Understanding Xerotic Eczema
Also known as asteatotic eczema, this condition is characterized by excessively dry skin. It generally affects those over 60 years old which might partly be due to a person’s skin becomes drier with age. Although it typically develops on the lower legs - particularly on the shins - it can appear on other parts of the body as well.
What Causes Xerotic Eczema?
Skin requires a water content of 10 to 15 percent to maintain normal function. Water loss in the stratum corneum and a deficiency in natural moisturizing factors causes the skin to dry out. This is what can lead to extremely dry skin. The breakdown of the skin barrier is linked to genetic and environmental factors. The exact cause of the condition is unknown, but common triggers include:
- Dry, cold weather
- Low humidity (Desert, high altitude, use of dehumidifier)
- Hot baths
- Soaps, detergents, and beauty products
- Excessive cleaning or scrubbing of the skin
- Rough towel drying instead of pat drying
As mentioned, xerotic dermatitis typically affects the lower legs. Its main characteristic is cracked or dry skin that may be accompanied by pink or red grooves. In addition, a person who suffers from xerotic eczema may experience scaling, itchiness, or soreness.
Treating Xerotic Dermatitis Naturally
To combat the drying effects of this condition, keeping the skin hydrated is key. Here are some of our favorite natural creams and balms to replenish your skin’s natural moisture, as well as some tools to prevent scratching:
Mother's Healing Balm–this herbal treatment for eczema contains a virgin sesame oil base which offers high levels of zinc to repair the skin barrier. Also made with calendula, witch hazel, lavender, hemp, and marshmallow, it provides many skin healing benefits, such as reducing inflammation. Try this holistic balm to nourish and moisturize even the driest skin.
Organic Calendula Salve–if you suffer from dry, cracked or sensitive skin, you’ll love this Organic Calendula Salve. Full of vitamins, antioxidants, essential fatty acids, plant compounds and natural enzymes, it provides a much-needed boost of moisture to dry skin.
Emily Soothers Super Dry Soother–formulated with scaly, dry eczema in mind, this treatment contains natural oils infused with Chinese herbs to help heal rough, cracked and chapped skin.

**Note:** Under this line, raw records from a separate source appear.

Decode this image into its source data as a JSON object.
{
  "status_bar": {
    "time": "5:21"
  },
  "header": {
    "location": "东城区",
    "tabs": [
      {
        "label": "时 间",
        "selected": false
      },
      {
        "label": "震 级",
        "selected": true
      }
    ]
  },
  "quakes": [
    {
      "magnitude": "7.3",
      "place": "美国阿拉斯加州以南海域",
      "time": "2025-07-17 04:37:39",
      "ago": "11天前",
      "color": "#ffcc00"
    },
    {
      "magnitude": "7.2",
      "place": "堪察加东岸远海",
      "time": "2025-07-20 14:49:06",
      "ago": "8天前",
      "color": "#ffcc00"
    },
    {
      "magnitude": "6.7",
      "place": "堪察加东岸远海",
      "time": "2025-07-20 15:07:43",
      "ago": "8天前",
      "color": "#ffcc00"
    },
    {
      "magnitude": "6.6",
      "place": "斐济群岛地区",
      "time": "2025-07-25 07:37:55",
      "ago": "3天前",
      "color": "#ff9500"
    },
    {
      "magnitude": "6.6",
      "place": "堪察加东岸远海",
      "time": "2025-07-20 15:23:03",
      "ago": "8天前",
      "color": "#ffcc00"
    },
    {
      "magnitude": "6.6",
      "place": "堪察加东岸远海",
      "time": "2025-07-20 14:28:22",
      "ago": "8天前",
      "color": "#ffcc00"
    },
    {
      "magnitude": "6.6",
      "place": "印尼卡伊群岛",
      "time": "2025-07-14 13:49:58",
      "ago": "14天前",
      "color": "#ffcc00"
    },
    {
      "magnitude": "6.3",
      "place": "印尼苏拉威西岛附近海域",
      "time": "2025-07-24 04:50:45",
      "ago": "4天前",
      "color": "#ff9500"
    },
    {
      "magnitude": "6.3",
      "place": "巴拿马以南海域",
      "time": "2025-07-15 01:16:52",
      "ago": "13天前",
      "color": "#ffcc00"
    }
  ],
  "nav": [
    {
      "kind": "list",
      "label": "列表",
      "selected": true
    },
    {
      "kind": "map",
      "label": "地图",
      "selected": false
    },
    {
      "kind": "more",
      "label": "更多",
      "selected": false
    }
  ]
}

Hydrate even the driest of skin with this Super Dry formula.
Eczema Gloves for Adults–as dry skin can cause intense itchiness, we recommend wearing these bamboo eczema gloves to protect your skin from scratching. Offering a tailored fit, the soothing fabric makes them comfortable to wear for hours at a time. We highly recommend wearing them during the night when you have less control over your actions and may be scratching unknowingly.
Remedywear™ (TENCEL + Zinc) Bandages–we recommend wet wrapping and dry wrapping with these soothing eczema sleeves. Made from eco-friendly TENCEL embedded with zinc oxide, known for its anti-inflammatory properties, these sleeves help fight the urge to itch dry skin. Treat the elbows, knees, arms, and legs by wrapping the sleeves around the affected area. Don’t forget to pair with your favorite moisturizer for optimal results! This effective at-home treatment is sure to help heal your dry, itchy skin in no time at all!
Bio: Laura is a contributor and content developer for The Eczema Company. She is in no way a medical professional. Her comments, suggestions, and reflections are not intended to replace any medical advice. Always seek the help of a medical professional before undertaking any diet or lifestyle changes